RECORDS TO PROCESS —
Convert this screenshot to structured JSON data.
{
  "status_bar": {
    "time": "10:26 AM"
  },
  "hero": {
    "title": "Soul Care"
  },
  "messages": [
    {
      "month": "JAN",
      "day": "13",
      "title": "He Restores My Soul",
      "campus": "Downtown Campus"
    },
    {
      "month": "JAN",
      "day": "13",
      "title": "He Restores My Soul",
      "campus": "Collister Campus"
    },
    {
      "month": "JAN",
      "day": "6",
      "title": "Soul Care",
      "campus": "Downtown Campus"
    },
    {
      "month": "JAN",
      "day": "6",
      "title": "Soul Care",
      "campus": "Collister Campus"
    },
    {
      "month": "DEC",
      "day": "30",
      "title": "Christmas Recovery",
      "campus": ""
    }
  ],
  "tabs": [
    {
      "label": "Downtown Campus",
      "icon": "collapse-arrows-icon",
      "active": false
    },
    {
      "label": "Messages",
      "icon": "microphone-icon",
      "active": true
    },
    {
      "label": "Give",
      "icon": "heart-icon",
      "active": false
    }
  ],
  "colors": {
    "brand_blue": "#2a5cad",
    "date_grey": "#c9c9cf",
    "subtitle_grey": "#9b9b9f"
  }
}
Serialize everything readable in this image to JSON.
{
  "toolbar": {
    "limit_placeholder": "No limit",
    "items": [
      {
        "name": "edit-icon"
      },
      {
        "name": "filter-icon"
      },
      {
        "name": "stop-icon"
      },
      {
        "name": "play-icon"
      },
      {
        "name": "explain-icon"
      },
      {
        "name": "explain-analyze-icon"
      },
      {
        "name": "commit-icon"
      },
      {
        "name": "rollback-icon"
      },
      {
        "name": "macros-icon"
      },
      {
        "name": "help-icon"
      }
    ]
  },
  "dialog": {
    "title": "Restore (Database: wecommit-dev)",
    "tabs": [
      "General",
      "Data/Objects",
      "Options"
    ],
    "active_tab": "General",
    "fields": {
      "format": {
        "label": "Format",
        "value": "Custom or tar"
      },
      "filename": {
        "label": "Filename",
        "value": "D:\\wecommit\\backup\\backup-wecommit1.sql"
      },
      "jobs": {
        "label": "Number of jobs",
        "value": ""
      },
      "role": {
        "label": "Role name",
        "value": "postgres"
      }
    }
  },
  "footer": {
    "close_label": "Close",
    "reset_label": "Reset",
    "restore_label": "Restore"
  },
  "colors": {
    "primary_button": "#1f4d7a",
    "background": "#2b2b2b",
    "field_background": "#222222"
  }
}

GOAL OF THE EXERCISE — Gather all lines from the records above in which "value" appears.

EXERCISE SOLUTION —
        "value": "Custom or tar"
        "value": "D:\\wecommit\\backup\\backup-wecommit1.sql"
        "value": ""
        "value": "postgres"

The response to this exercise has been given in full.